Installing and Configuring

PyTerrier is a declarative platform for information retrieval experiemnts in Python. It uses the Java-based Terrier information retrieval platform internally to support indexing and retrieval operations.


PyTerrier requires Python 3.7 or newer, and Java 11 or newer. PyTerrier is natively supported on Linux, Mac OS X and Windows.


Installing PyTerrier is easy - it can be installed from the command-line in the normal way using Pip:

pip install python-terrier

If you want the latest version of PyTerrier, you can install direct from the Github repo:

pip install --upgrade git+

NB: There is no need to have a local installation of the Java component, Terrier. PyTerrier will download the latest release on startup.


You must always start by importing PyTerrier and running init():

import pyterrier as pt

PyTerrier uses PyJnius as a “glue” layer in order to call Terrier’s Java classes. PyJnius will search the usual places on your machine for a Java installation. If you have problems, set the JAVA_HOME environment variable:

import os
os.environ["JAVA_HOME"] = "/path/to/my/jdk"
import pyterrier as pt

pt.init() has a multitude of options, for instance that can make PyTerrier more notebook friendly, or to change the underlying version of Terrier, as described below.

API Reference

All usages of PyTerrier start by importing PyTerrier and starting it using the init() method:

import pyterrier as pt

PyTerrier uses some of the functionality of the Java-based Terrier IR platform for indexing and retrieval functionality. Calling pt.init() downloads, if necessary, the Terrier jar file, and starts the Java Virtual Machine (JVM). It also configures the Terrier so that it can be more easily used from Python, such as redirecting the stdout and stderr streams, logging level etc.

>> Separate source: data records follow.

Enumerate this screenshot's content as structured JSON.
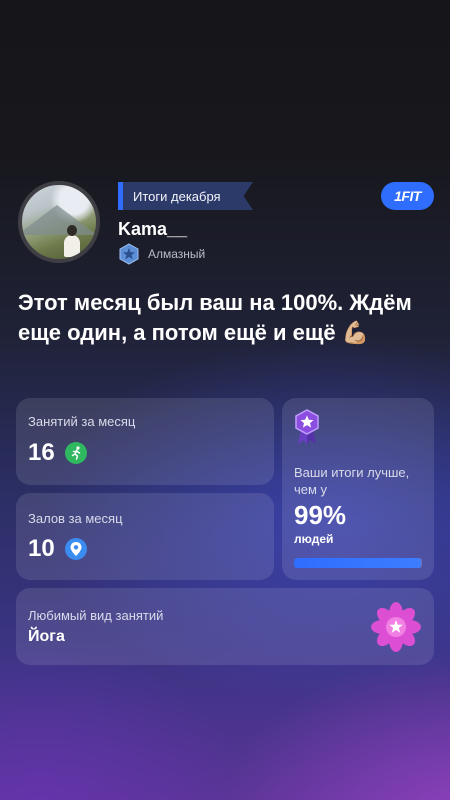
{
  "header": {
    "tag": "Итоги декабря",
    "brand": "1FIT",
    "username": "Kama__",
    "rank": "Алмазный"
  },
  "headline": "Этот месяц был ваш на 100%. Ждём еще один, а потом ещё и ещё 💪🏼",
  "stats": {
    "sessions_label": "Занятий за месяц",
    "sessions_value": "16",
    "gyms_label": "Залов за месяц",
    "gyms_value": "10",
    "better_text": "Ваши итоги лучше, чем у",
    "better_pct": "99%",
    "better_people": "людей",
    "better_progress": 0.99,
    "favorite_label": "Любимый вид занятий",
    "favorite_value": "Йога"
  },
  "icons": {
    "sessions": "running-person-icon",
    "gyms": "location-pin-icon",
    "rank": "diamond-badge-icon",
    "medal": "star-medal-icon",
    "favorite": "lotus-icon"
  },
  "colors": {
    "accent": "#2f6dff",
    "running_icon": "#2fb85f",
    "lotus": "#e44fd6"
  }
}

Below, there is more documentation about method related to starting Terrier using PyTerrier, and ways to change the configuration.

Methods to change PyTerrier configuration

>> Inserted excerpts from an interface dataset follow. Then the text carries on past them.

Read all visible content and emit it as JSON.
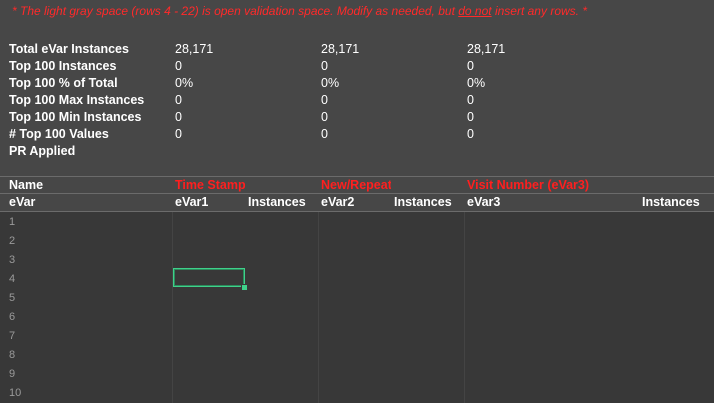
{
  "note": {
    "part1": "* The light gray space (rows 4 - 22) is open validation space. Modify as needed, but ",
    "underlined": "do not",
    "part2": " insert any rows. *"
  },
  "summary": [
    {
      "label": "Total eVar Instances",
      "v1": "28,171",
      "v2": "28,171",
      "v3": "28,171"
    },
    {
      "label": "Top 100 Instances",
      "v1": "0",
      "v2": "0",
      "v3": "0"
    },
    {
      "label": "Top 100  % of Total",
      "v1": "0%",
      "v2": "0%",
      "v3": "0%"
    },
    {
      "label": "Top 100 Max Instances",
      "v1": "0",
      "v2": "0",
      "v3": "0"
    },
    {
      "label": "Top 100 Min Instances",
      "v1": "0",
      "v2": "0",
      "v3": "0"
    },
    {
      "label": "# Top 100 Values",
      "v1": "0",
      "v2": "0",
      "v3": "0"
    },
    {
      "label": "PR Applied",
      "v1": "",
      "v2": "",
      "v3": ""
    }
  ],
  "header_name": {
    "name": "Name",
    "col1": "Time Stamp",
    "col2": "New/Repeat",
    "col3": "Visit Number (eVar3)"
  },
  "header_evar": {
    "evar": "eVar",
    "evar1": "eVar1",
    "inst1": "Instances",
    "evar2": "eVar2",
    "inst2": "Instances",
    "evar3": "eVar3",
    "inst3": "Instances"
  },
  "rows": [
    "1",
    "2",
    "3",
    "4",
    "5",
    "6",
    "7",
    "8",
    "9",
    "10"
  ],
  "colors": {
    "background": "#474747",
    "grid": "#383838",
    "red": "#ff1f1f",
    "selection": "#3fd18b"
  }
}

Allows to add packages to Terrier’s classpath after the JVM has started.


Set the logging level. Equivalent to setting the logging= parameter to init(). The following string values are allowed, corresponding to Java logging levels:

  • ‘ERROR’: only show error messages

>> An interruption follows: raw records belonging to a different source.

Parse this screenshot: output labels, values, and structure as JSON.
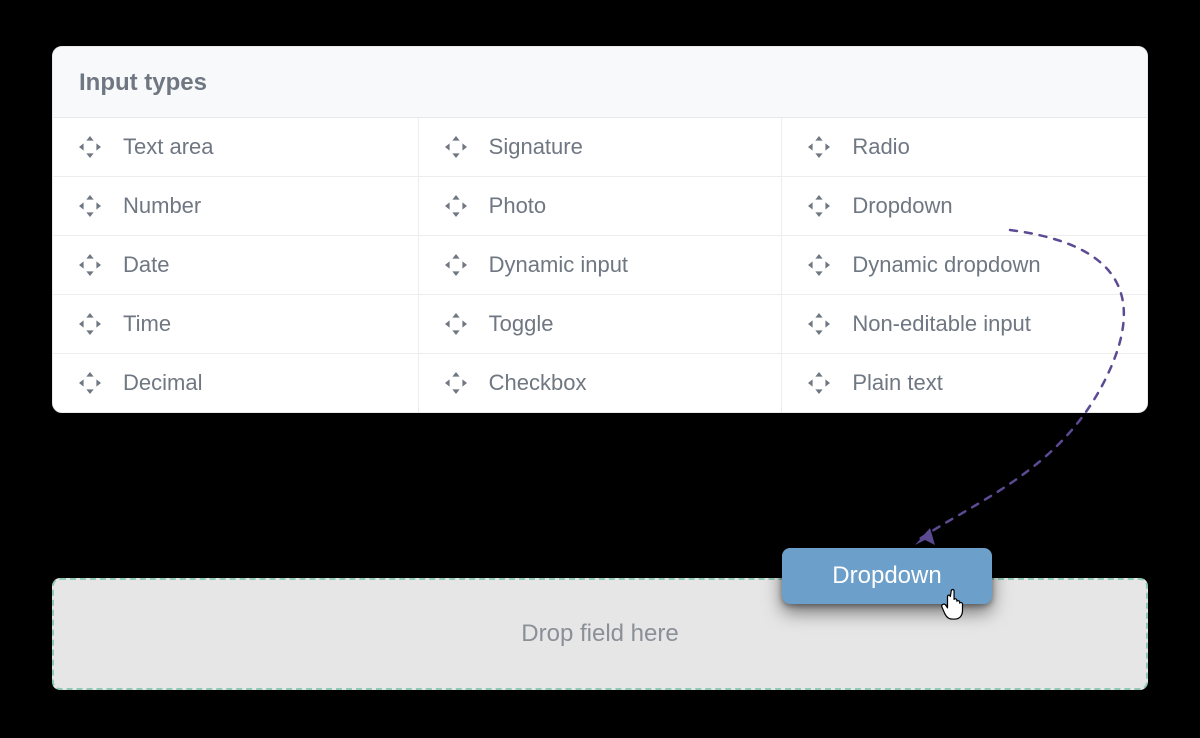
{
  "panel": {
    "title": "Input types",
    "items": [
      {
        "label": "Text area"
      },
      {
        "label": "Signature"
      },
      {
        "label": "Radio"
      },
      {
        "label": "Number"
      },
      {
        "label": "Photo"
      },
      {
        "label": "Dropdown"
      },
      {
        "label": "Date"
      },
      {
        "label": "Dynamic input"
      },
      {
        "label": "Dynamic dropdown"
      },
      {
        "label": "Time"
      },
      {
        "label": "Toggle"
      },
      {
        "label": "Non-editable input"
      },
      {
        "label": "Decimal"
      },
      {
        "label": "Checkbox"
      },
      {
        "label": "Plain text"
      }
    ]
  },
  "dropzone": {
    "placeholder": "Drop field here"
  },
  "dragged": {
    "label": "Dropdown"
  }
}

  • ‘WARN’: only show warnings and error messages (default)

  • ‘INFO’: show information, warnings and error messages

  • ‘DEBUG’: show debugging, information, warnings and error messages


Ensure that stdout and stderr have been redirected. Equivalent to setting the redirect_io parameter to init() as True.


Allows to set a property in Terrier’s global properties configuration. Example:

pt.set_property("termpipelines", "")

While Terrier has a variety of properties – as discussed in its indexing and retrieval configuration guides – in PyTerrier, we aim to expose Terrier configuration through appropriate methods or arguments. So this method should be seen as a safety-valve - a way to override the Terrier configuration not explicitly supported by PyTerrier.


Allows to set many properties in Terrier’s global properties configuration


Set the tqdm progress bar type that Pyterrier will use internally. Many PyTerrier transformations can be expensive to apply in some settings - users can view progress by using the verbose=True kwarg to many classes, such as BatchRetrieve.

The tqdm progress bar can be made prettier when using appropriately configured Jupyter notebook setups. We use this automatically when Google Colab is detected.

Allowable options for type are:

  • ‘tqdm’: corresponds to the standard text progresss bar, ala from tqdm import tqdm.

  • ‘notebook’: corresponds to a notebook progress bar, ala from tqdm.notebook import tqdm

  • ‘auto’: allows tqdm to decide on the progress bar type, ala from import tqdm. Note that this works fine on Google Colab, but not on Jupyter unless the ipywidgets have been installed.